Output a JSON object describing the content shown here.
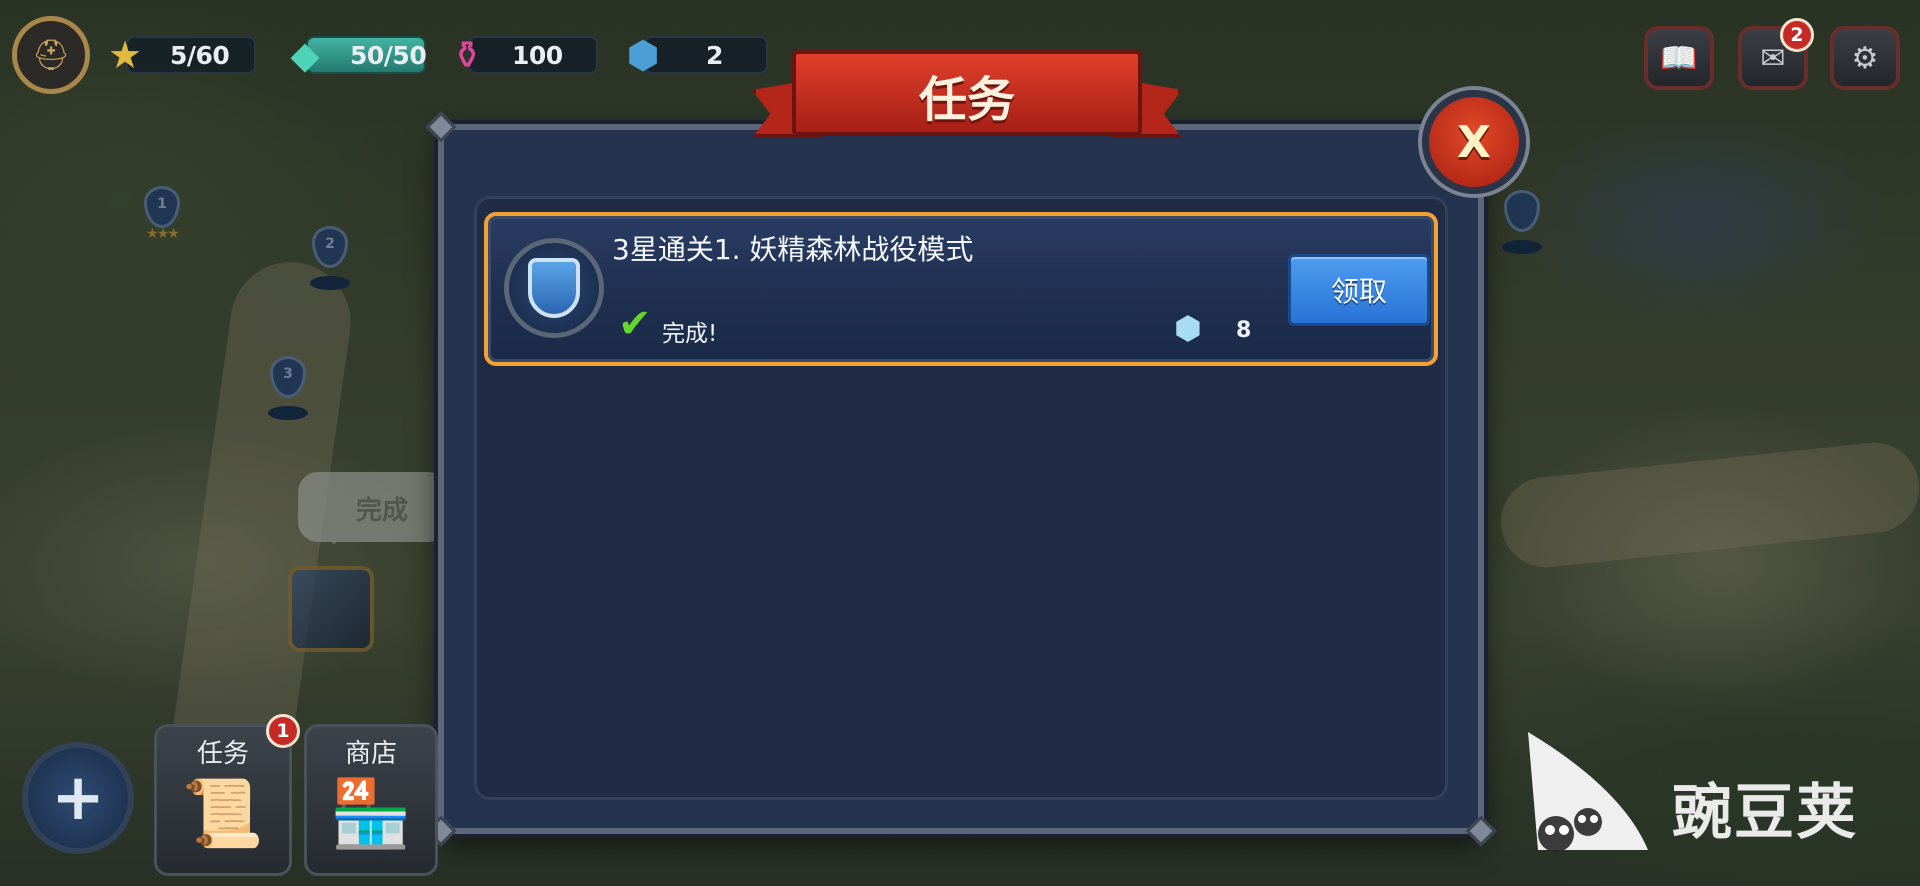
{
  "resources": {
    "stars": "5/60",
    "energy": "50/50",
    "potions": "100",
    "gems": "2"
  },
  "top_icons": {
    "profile": "helmet-icon",
    "star": "star-icon",
    "energy": "crystal-icon",
    "potion": "potion-icon",
    "gem": "gem-icon",
    "encyclopedia": "book-icon",
    "mail": "mail-icon",
    "settings": "gear-icon"
  },
  "mail_badge": "2",
  "dialog": {
    "title": "任务",
    "close_label": "X",
    "quest": {
      "title": "3星通关1. 妖精森林战役模式",
      "status": "完成!",
      "reward_amount": "8",
      "claim_label": "领取"
    }
  },
  "map": {
    "pins": [
      "1",
      "2",
      "3"
    ],
    "speech_text": "完成"
  },
  "bottom_menu": {
    "quests_label": "任务",
    "quests_badge": "1",
    "shop_label": "商店"
  },
  "watermark": {
    "text": "豌豆荚"
  },
  "colors": {
    "quest_border": "#f4a133",
    "claim_button": "#2a73d6",
    "banner_red": "#c62d1e",
    "check_green": "#63d62d"
  }
}
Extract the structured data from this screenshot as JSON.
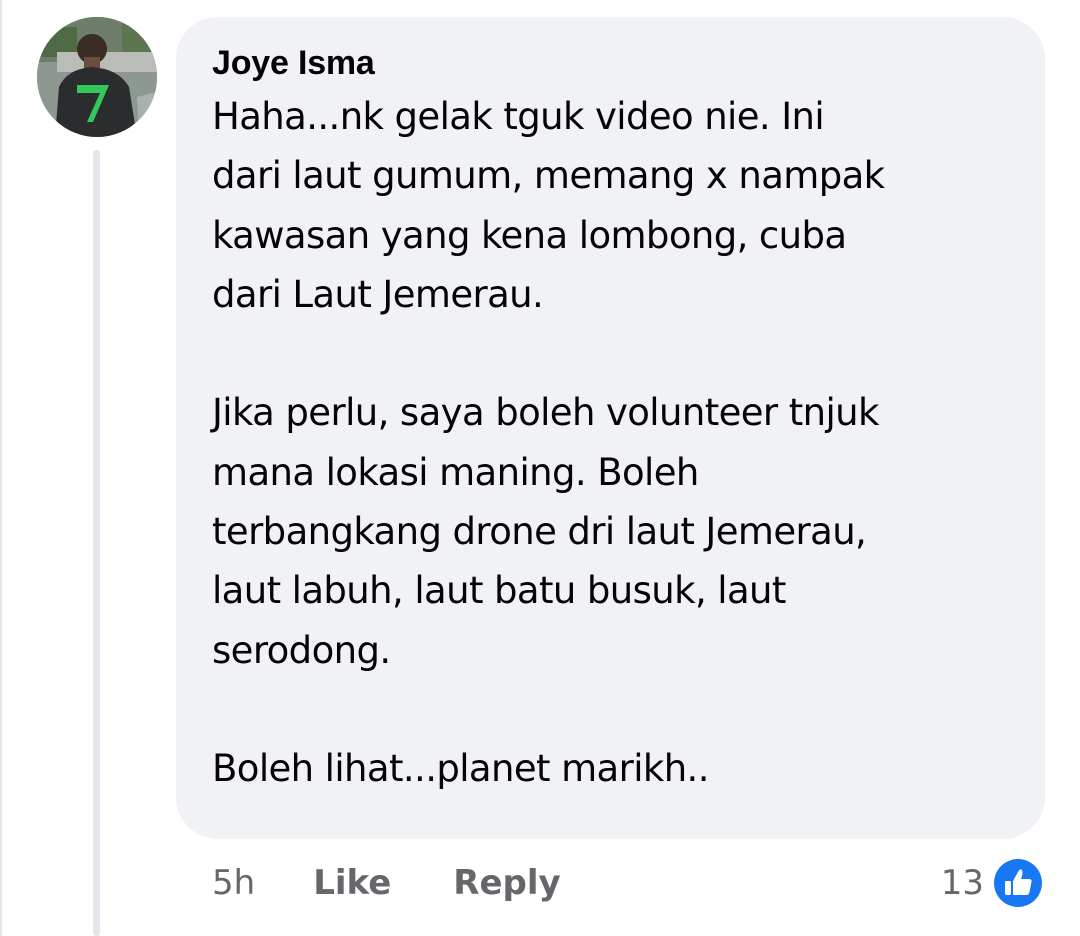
{
  "comment": {
    "author": "Joye Isma",
    "text": "Haha...nk gelak tguk video nie. Ini\ndari laut gumum, memang x nampak\nkawasan yang kena lombong, cuba\ndari Laut Jemerau.\n\nJika perlu, saya boleh volunteer tnjuk\nmana lokasi maning. Boleh\nterbangkang drone dri laut Jemerau,\nlaut labuh, laut batu busuk, laut\nserodong.\n\nBoleh lihat...planet marikh..",
    "avatar_icon": "profile-photo"
  },
  "actions": {
    "time": "5h",
    "like_label": "Like",
    "reply_label": "Reply"
  },
  "reactions": {
    "count": "13",
    "icon": "thumbs-up-icon",
    "color": "#1877f2"
  }
}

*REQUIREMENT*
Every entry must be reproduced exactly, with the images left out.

*EXERCISE RESULT*
Output a JSON object describing the content shown here.
{
  "resources": {
    "stars": "5/60",
    "energy": "50/50",
    "potions": "100",
    "gems": "2"
  },
  "top_icons": {
    "profile": "helmet-icon",
    "star": "star-icon",
    "energy": "crystal-icon",
    "potion": "potion-icon",
    "gem": "gem-icon",
    "encyclopedia": "book-icon",
    "mail": "mail-icon",
    "settings": "gear-icon"
  },
  "mail_badge": "2",
  "dialog": {
    "title": "任务",
    "close_label": "X",
    "quest": {
      "title": "3星通关1. 妖精森林战役模式",
      "status": "完成!",
      "reward_amount": "8",
      "claim_label": "领取"
    }
  },
  "map": {
    "pins": [
      "1",
      "2",
      "3"
    ],
    "speech_text": "完成"
  },
  "bottom_menu": {
    "quests_label": "任务",
    "quests_badge": "1",
    "shop_label": "商店"
  },
  "watermark": {
    "text": "豌豆荚"
  },
  "colors": {
    "quest_border": "#f4a133",
    "claim_button": "#2a73d6",
    "banner_red": "#c62d1e",
    "check_green": "#63d62d"
  }
}
Extract the structured data from this screenshot as JSON.
{
  "comment": {
    "author": "Joye Isma",
    "text": "Haha...nk gelak tguk video nie. Ini\ndari laut gumum, memang x nampak\nkawasan yang kena lombong, cuba\ndari Laut Jemerau.\n\nJika perlu, saya boleh volunteer tnjuk\nmana lokasi maning. Boleh\nterbangkang drone dri laut Jemerau,\nlaut labuh, laut batu busuk, laut\nserodong.\n\nBoleh lihat...planet marikh..",
    "avatar_icon": "profile-photo"
  },
  "actions": {
    "time": "5h",
    "like_label": "Like",
    "reply_label": "Reply"
  },
  "reactions": {
    "count": "13",
    "icon": "thumbs-up-icon",
    "color": "#1877f2"
  }
}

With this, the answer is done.